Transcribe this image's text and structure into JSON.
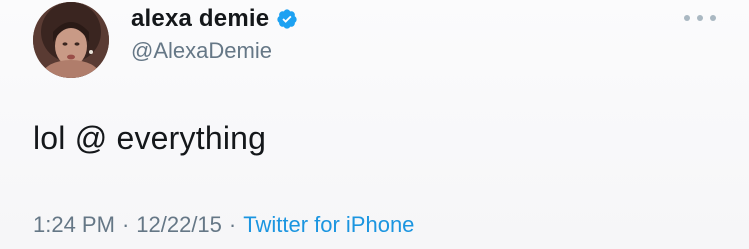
{
  "user": {
    "display_name": "alexa demie",
    "handle": "@AlexaDemie",
    "verified_icon": "verified-badge-icon",
    "avatar_icon": "profile-photo"
  },
  "tweet": {
    "text": "lol @ everything",
    "time": "1:24 PM",
    "date": "12/22/15",
    "source": "Twitter for iPhone",
    "separator": "·"
  },
  "menu": {
    "more_icon": "more-options-icon"
  },
  "colors": {
    "verified": "#1da1f2",
    "link": "#1b95e0",
    "secondary_text": "#657786",
    "primary_text": "#14171a"
  }
}
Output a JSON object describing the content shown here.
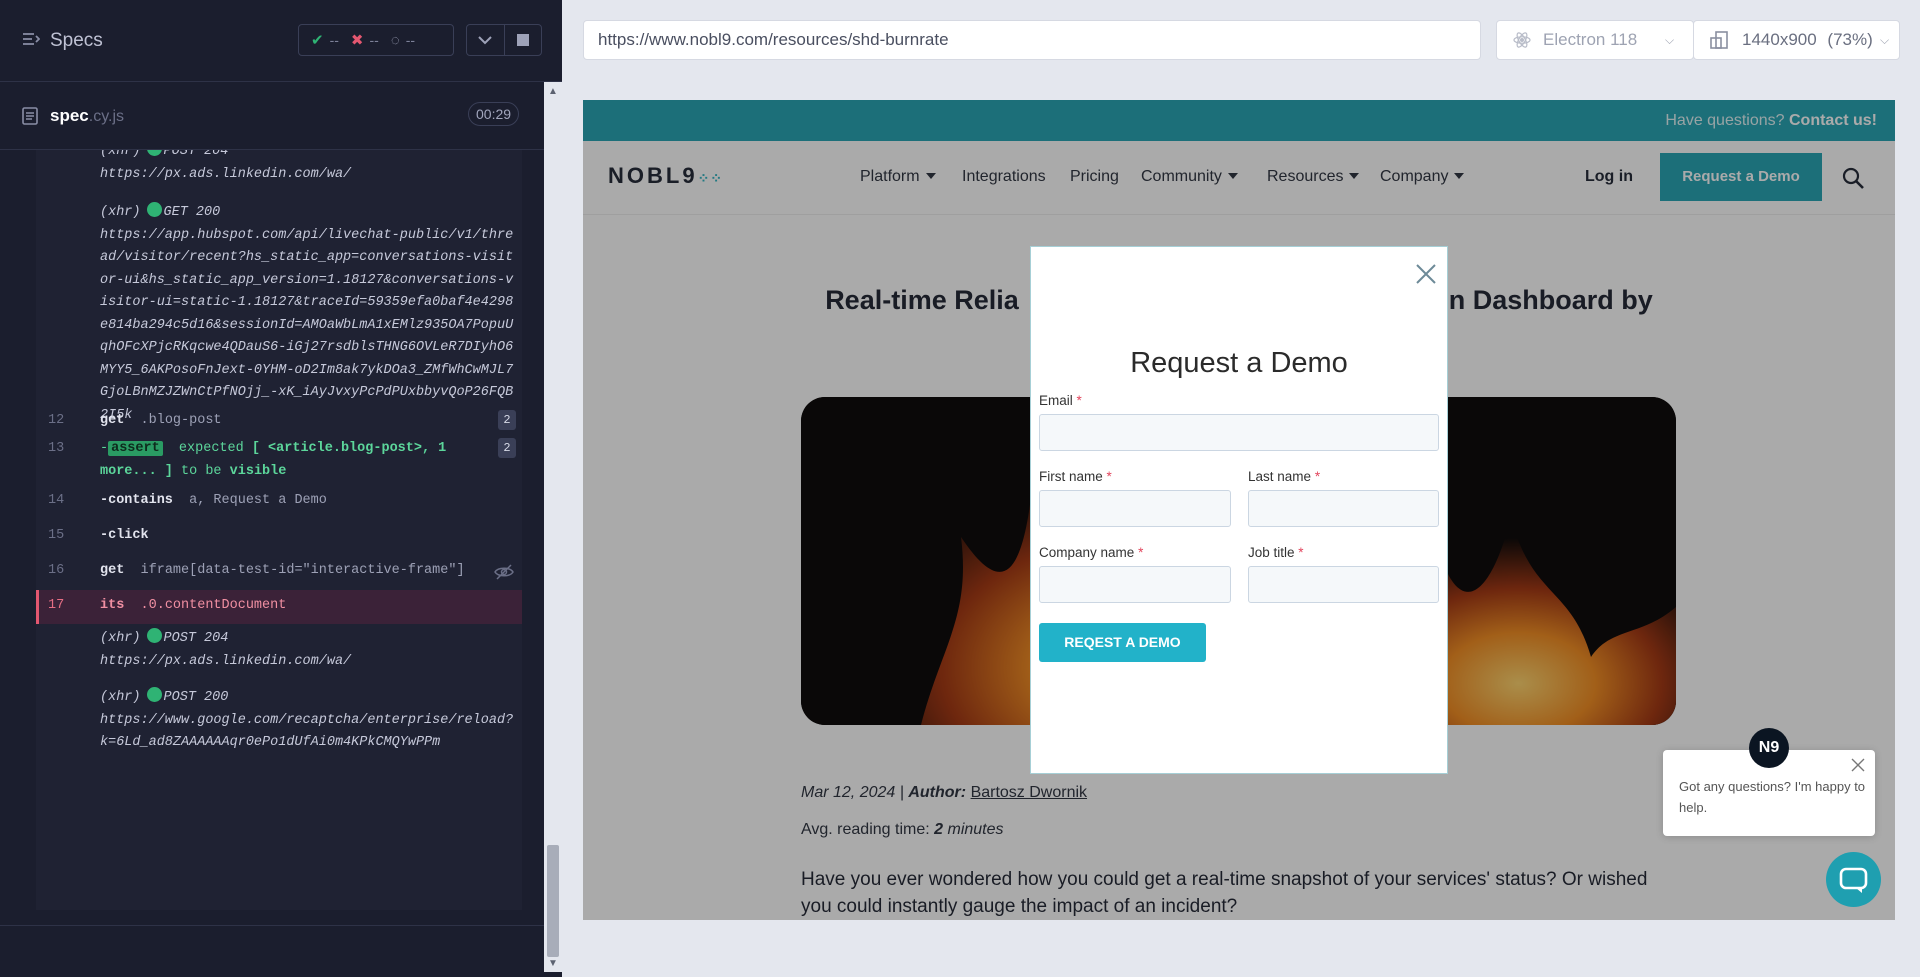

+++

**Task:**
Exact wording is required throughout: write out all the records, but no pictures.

**Answer to this problem:**
Transcribe this image's text and structure into JSON.
{
  "user": {
    "display_name": "alexa demie",
    "handle": "@AlexaDemie",
    "verified_icon": "verified-badge-icon",
    "avatar_icon": "profile-photo"
  },
  "tweet": {
    "text": "lol @ everything",
    "time": "1:24 PM",
    "date": "12/22/15",
    "source": "Twitter for iPhone",
    "separator": "·"
  },
  "menu": {
    "more_icon": "more-options-icon"
  },
  "colors": {
    "verified": "#1da1f2",
    "link": "#1b95e0",
    "secondary_text": "#657786",
    "primary_text": "#14171a"
  }
}
Output a JSON object describing the content shown here.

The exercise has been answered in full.